Apple Cup coaches Chris Petersen, Mike Leach are very different, and they’re OK with that
Cougars head coach Mike Leach and Huskies head coach Chris Petersen are a lot like their respective institutions.
The California-born but Wyoming-bred Leach is the kind of person who will spend his weekly press conferences musing about things like the various Halloween costumes he’s worn during his life or how he could really go a duck sandwich – seriously, he said that Monday. Petersen, meanwhile, is a low-key northern California type much less inclined to talk about his personal life, and his press conferences are usually highlighted by his latest attempts to keep the hype and outside expectations about his Huskies at a minimum.
That doesn’t mean the mentors of Washington’s two Top 25 college football teams don’t like each other, though.
Ahead of Friday’s 12:30 p.m. Apple Cup on 710 ESPN Seattle, both men were asked Monday about their thoughts on the other, and it’s fair to say they enjoy the times they do get to spend together but understand just how different they truly are.
“He’s entertaining. There’s no doubt about it,” Petersen of Leach. “I really like being around him because half the time I don’t have a clue what he’s talking about, and the other half I think is really funny.”
As for Leach on Petersen: “Very reliable, seems very responsible.
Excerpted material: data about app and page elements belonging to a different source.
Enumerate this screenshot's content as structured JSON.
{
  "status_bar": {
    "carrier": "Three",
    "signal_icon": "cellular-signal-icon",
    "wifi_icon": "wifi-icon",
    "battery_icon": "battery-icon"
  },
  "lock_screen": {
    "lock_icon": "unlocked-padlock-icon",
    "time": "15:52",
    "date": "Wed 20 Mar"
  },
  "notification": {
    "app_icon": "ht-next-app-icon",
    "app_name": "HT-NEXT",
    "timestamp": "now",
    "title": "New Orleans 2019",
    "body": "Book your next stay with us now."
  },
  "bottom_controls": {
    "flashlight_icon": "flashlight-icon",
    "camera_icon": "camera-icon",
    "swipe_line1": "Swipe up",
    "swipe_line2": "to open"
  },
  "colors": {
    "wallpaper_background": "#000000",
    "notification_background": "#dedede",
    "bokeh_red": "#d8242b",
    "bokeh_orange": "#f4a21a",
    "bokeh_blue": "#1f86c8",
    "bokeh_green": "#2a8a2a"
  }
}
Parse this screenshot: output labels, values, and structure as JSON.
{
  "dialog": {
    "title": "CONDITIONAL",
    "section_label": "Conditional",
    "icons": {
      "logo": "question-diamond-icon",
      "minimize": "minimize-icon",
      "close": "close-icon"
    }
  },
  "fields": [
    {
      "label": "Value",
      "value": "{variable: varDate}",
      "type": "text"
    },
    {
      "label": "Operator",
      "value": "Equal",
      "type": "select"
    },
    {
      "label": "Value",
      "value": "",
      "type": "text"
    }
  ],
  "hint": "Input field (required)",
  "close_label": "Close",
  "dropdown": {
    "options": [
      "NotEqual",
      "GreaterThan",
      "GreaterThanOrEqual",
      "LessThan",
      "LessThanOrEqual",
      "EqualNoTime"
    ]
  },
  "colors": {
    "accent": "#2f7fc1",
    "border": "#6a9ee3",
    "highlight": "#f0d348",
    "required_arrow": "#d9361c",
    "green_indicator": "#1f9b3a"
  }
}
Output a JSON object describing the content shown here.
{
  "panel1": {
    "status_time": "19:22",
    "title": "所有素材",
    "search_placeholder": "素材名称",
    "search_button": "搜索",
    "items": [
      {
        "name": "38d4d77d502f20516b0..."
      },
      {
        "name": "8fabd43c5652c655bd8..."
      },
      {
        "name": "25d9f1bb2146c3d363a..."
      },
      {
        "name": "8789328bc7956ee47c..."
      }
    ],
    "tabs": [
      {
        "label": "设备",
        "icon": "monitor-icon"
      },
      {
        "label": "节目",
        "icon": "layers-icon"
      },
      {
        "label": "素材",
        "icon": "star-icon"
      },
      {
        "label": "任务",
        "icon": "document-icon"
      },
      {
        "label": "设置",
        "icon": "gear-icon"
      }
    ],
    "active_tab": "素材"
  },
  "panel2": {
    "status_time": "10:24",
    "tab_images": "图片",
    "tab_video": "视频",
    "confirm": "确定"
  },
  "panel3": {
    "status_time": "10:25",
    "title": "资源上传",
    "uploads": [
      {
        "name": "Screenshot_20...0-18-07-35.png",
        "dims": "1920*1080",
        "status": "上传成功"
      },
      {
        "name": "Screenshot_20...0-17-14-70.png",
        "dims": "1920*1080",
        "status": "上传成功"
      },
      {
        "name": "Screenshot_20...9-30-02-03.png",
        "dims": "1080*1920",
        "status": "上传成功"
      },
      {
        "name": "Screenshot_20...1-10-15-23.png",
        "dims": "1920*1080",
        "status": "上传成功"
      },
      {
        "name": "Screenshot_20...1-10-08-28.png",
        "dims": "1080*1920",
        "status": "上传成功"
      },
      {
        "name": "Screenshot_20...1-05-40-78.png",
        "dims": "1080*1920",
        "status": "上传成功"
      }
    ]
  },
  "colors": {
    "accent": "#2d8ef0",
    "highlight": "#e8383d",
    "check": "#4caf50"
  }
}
And, you know, like a lot of us, I grew up with my parents telling me, ‘Why can’t you be more like a guy like Chris Petersen?'”
The Apple Cup coaches were also asked about a potential road trip together, something Petersen first brought up in an ESPN video last month, and they both were happy to prognosticate how such an outing would transpire.
“He’d do all the driving,” Leach quipped. “One, I don’t get carsick. Two, I would be able to read and look out the window. Chris strikes me as a guy who wants to stay occupied and doesn’t mind having the wheel. I can occupy myself. If all of a sudden he got boring or something, I could entertain myself and wouldn’t have the responsibility of driving. I could look out the window, read a book, do Spanish on my phone. I could select the radio channels because he’d have to have his hands on the wheel. I could turn the button on the radio dial quicker than he could. I just see more benefits to that.”
Petersen doesn’t sound like he personally would be bored if Leach were in the passenger seat next to him.
“You have to have some fun, right? Half the time it’s good because you probably just get tired of people if you’re on a road trip,” Petersen said. “But like I said, half the time I don’t even know what he’s talking about so I wouldn’t listen to him and the other half is really good stuff.”
And as somebody who is aware of how he might not be the most exciting person when speaking to the media, Petersen is appreciative of the Mike Leaches of the world.
“I just think he’s such a unique perspective on so many things. On football, on life. It’s awesome. It’s cool for the game to not have to sit up here and listen to guys like me (during press conferences) that are probably all so similar talking about the next thing to take care, the next part of business. You can tell he really wants to talk about a lot of stuff. The last thing maybe is football. That’s fun for a lot of people.”